SUPPLIED MATERIAL:

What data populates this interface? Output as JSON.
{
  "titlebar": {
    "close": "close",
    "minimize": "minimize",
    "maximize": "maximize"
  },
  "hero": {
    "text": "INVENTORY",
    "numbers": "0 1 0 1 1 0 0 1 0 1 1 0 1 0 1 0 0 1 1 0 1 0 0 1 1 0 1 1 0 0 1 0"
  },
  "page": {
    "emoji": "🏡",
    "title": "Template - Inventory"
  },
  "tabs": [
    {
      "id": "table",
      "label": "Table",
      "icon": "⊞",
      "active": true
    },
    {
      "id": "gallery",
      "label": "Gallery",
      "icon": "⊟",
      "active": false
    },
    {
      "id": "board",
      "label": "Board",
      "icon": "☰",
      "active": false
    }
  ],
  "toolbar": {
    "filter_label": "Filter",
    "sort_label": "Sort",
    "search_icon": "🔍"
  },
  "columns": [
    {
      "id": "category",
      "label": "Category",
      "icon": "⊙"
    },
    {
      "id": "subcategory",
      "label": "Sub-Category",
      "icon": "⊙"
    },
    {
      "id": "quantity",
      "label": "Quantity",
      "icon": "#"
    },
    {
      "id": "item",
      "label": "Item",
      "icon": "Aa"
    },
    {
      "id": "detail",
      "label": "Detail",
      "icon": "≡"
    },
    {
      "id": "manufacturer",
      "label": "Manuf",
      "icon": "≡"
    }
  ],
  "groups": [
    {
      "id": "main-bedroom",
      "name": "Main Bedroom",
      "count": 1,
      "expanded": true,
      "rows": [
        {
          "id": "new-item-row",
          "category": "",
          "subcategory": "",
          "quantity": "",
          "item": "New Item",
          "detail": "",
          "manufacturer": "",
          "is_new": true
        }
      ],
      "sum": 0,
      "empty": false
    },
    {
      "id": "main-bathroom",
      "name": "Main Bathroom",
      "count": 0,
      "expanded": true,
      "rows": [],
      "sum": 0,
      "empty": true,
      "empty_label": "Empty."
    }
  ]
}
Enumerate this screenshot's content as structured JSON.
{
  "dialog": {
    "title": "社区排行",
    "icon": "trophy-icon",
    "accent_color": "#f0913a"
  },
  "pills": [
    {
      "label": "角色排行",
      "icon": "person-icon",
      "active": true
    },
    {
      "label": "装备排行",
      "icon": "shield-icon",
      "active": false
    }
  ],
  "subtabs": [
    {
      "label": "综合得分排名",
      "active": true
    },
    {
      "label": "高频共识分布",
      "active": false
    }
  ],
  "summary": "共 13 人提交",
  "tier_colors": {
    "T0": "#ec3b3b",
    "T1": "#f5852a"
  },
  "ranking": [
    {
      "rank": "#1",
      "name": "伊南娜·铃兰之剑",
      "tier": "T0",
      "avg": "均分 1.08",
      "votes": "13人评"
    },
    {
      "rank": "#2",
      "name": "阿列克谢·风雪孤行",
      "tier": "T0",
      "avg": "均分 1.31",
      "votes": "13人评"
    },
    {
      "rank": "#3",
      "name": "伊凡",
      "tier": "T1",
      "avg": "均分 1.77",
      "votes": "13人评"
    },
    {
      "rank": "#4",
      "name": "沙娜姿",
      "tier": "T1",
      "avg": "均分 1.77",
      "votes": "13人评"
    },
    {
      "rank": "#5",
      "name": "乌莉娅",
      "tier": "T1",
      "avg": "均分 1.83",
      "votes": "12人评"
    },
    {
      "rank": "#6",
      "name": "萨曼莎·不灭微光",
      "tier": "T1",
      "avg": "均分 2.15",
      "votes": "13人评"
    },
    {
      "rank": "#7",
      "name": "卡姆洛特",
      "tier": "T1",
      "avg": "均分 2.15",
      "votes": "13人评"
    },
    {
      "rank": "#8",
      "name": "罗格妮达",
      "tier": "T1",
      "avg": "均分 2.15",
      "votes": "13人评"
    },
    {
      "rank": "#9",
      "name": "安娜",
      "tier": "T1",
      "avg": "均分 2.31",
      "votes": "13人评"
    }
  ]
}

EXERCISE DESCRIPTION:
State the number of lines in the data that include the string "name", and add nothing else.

COMPLETED EXERCISE:
11